> How to complete this task
What you should output is the data below, unchanged in every character.

> Data provided
□ □ □ □ □ □ □
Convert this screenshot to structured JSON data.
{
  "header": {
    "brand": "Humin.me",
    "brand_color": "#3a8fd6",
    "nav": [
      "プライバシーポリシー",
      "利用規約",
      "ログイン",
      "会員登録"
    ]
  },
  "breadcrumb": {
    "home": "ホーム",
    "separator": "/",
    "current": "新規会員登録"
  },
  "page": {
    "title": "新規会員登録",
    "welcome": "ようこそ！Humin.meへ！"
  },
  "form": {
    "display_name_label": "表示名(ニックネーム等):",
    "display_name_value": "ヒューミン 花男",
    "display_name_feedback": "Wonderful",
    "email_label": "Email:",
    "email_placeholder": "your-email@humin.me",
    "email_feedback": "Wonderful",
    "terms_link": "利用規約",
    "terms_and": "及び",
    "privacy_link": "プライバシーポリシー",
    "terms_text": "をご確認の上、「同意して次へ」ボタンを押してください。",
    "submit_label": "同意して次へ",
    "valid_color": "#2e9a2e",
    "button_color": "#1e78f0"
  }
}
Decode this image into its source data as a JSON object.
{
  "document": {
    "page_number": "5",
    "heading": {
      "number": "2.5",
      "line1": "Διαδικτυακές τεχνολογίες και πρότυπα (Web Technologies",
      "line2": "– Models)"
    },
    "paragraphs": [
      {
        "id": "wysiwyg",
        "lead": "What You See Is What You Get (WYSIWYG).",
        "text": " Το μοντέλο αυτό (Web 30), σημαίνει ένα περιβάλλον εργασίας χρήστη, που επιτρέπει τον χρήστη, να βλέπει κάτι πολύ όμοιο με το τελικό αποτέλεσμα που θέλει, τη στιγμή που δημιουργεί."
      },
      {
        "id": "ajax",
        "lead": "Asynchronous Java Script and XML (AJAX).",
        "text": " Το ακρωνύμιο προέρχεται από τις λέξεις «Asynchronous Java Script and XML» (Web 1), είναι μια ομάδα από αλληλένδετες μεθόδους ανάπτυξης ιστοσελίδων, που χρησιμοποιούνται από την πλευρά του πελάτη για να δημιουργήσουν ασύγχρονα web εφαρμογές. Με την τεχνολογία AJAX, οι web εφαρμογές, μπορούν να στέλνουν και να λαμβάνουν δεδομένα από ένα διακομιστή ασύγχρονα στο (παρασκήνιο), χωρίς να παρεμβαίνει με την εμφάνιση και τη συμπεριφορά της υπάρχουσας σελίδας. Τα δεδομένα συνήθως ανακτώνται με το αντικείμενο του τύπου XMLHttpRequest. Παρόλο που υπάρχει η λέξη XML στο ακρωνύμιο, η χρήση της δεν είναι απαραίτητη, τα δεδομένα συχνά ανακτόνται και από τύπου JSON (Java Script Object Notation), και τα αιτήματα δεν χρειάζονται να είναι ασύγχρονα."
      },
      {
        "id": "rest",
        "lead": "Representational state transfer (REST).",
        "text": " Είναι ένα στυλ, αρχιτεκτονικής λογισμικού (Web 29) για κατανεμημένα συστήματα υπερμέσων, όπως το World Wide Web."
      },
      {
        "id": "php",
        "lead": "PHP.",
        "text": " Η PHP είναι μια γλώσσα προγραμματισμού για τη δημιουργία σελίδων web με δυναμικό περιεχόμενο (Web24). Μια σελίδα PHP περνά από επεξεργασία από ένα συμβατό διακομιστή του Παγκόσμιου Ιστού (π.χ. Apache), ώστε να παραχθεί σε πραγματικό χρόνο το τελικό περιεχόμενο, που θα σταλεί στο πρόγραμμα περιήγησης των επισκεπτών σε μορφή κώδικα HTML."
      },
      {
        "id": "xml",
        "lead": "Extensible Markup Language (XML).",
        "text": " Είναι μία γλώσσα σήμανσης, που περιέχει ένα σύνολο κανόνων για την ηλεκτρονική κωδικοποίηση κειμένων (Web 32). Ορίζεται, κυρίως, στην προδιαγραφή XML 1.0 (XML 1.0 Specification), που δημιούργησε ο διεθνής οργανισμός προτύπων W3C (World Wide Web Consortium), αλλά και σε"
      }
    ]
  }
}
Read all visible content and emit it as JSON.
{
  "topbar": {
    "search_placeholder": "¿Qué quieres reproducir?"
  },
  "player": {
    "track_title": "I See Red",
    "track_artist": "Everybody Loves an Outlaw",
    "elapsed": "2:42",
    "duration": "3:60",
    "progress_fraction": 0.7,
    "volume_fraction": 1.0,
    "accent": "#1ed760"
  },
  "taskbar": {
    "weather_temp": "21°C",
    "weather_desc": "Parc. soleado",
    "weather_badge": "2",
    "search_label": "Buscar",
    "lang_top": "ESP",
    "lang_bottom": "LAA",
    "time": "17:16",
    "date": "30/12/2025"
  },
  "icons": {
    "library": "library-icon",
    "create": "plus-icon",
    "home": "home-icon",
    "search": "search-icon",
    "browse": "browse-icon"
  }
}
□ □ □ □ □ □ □
> Your solution
Convert this screenshot to structured JSON data.
{
  "header": {
    "brand": "Humin.me",
    "brand_color": "#3a8fd6",
    "nav": [
      "プライバシーポリシー",
      "利用規約",
      "ログイン",
      "会員登録"
    ]
  },
  "breadcrumb": {
    "home": "ホーム",
    "separator": "/",
    "current": "新規会員登録"
  },
  "page": {
    "title": "新規会員登録",
    "welcome": "ようこそ！Humin.meへ！"
  },
  "form": {
    "display_name_label": "表示名(ニックネーム等):",
    "display_name_value": "ヒューミン 花男",
    "display_name_feedback": "Wonderful",
    "email_label": "Email:",
    "email_placeholder": "your-email@humin.me",
    "email_feedback": "Wonderful",
    "terms_link": "利用規約",
    "terms_and": "及び",
    "privacy_link": "プライバシーポリシー",
    "terms_text": "をご確認の上、「同意して次へ」ボタンを押してください。",
    "submit_label": "同意して次へ",
    "valid_color": "#2e9a2e",
    "button_color": "#1e78f0"
  }
}
Decode this image into its source data as a JSON object.
{
  "document": {
    "page_number": "5",
    "heading": {
      "number": "2.5",
      "line1": "Διαδικτυακές τεχνολογίες και πρότυπα (Web Technologies",
      "line2": "– Models)"
    },
    "paragraphs": [
      {
        "id": "wysiwyg",
        "lead": "What You See Is What You Get (WYSIWYG).",
        "text": " Το μοντέλο αυτό (Web 30), σημαίνει ένα περιβάλλον εργασίας χρήστη, που επιτρέπει τον χρήστη, να βλέπει κάτι πολύ όμοιο με το τελικό αποτέλεσμα που θέλει, τη στιγμή που δημιουργεί."
      },
      {
        "id": "ajax",
        "lead": "Asynchronous Java Script and XML (AJAX).",
        "text": " Το ακρωνύμιο προέρχεται από τις λέξεις «Asynchronous Java Script and XML» (Web 1), είναι μια ομάδα από αλληλένδετες μεθόδους ανάπτυξης ιστοσελίδων, που χρησιμοποιούνται από την πλευρά του πελάτη για να δημιουργήσουν ασύγχρονα web εφαρμογές. Με την τεχνολογία AJAX, οι web εφαρμογές, μπορούν να στέλνουν και να λαμβάνουν δεδομένα από ένα διακομιστή ασύγχρονα στο (παρασκήνιο), χωρίς να παρεμβαίνει με την εμφάνιση και τη συμπεριφορά της υπάρχουσας σελίδας. Τα δεδομένα συνήθως ανακτώνται με το αντικείμενο του τύπου XMLHttpRequest. Παρόλο που υπάρχει η λέξη XML στο ακρωνύμιο, η χρήση της δεν είναι απαραίτητη, τα δεδομένα συχνά ανακτόνται και από τύπου JSON (Java Script Object Notation), και τα αιτήματα δεν χρειάζονται να είναι ασύγχρονα."
      },
      {
        "id": "rest",
        "lead": "Representational state transfer (REST).",
        "text": " Είναι ένα στυλ, αρχιτεκτονικής λογισμικού (Web 29) για κατανεμημένα συστήματα υπερμέσων, όπως το World Wide Web."
      },
      {
        "id": "php",
        "lead": "PHP.",
        "text": " Η PHP είναι μια γλώσσα προγραμματισμού για τη δημιουργία σελίδων web με δυναμικό περιεχόμενο (Web24). Μια σελίδα PHP περνά από επεξεργασία από ένα συμβατό διακομιστή του Παγκόσμιου Ιστού (π.χ. Apache), ώστε να παραχθεί σε πραγματικό χρόνο το τελικό περιεχόμενο, που θα σταλεί στο πρόγραμμα περιήγησης των επισκεπτών σε μορφή κώδικα HTML."
      },
      {
        "id": "xml",
        "lead": "Extensible Markup Language (XML).",
        "text": " Είναι μία γλώσσα σήμανσης, που περιέχει ένα σύνολο κανόνων για την ηλεκτρονική κωδικοποίηση κειμένων (Web 32). Ορίζεται, κυρίως, στην προδιαγραφή XML 1.0 (XML 1.0 Specification), που δημιούργησε ο διεθνής οργανισμός προτύπων W3C (World Wide Web Consortium), αλλά και σε"
      }
    ]
  }
}
Read all visible content and emit it as JSON.
{
  "topbar": {
    "search_placeholder": "¿Qué quieres reproducir?"
  },
  "player": {
    "track_title": "I See Red",
    "track_artist": "Everybody Loves an Outlaw",
    "elapsed": "2:42",
    "duration": "3:60",
    "progress_fraction": 0.7,
    "volume_fraction": 1.0,
    "accent": "#1ed760"
  },
  "taskbar": {
    "weather_temp": "21°C",
    "weather_desc": "Parc. soleado",
    "weather_badge": "2",
    "search_label": "Buscar",
    "lang_top": "ESP",
    "lang_bottom": "LAA",
    "time": "17:16",
    "date": "30/12/2025"
  },
  "icons": {
    "library": "library-icon",
    "create": "plus-icon",
    "home": "home-icon",
    "search": "search-icon",
    "browse": "browse-icon"
  }
}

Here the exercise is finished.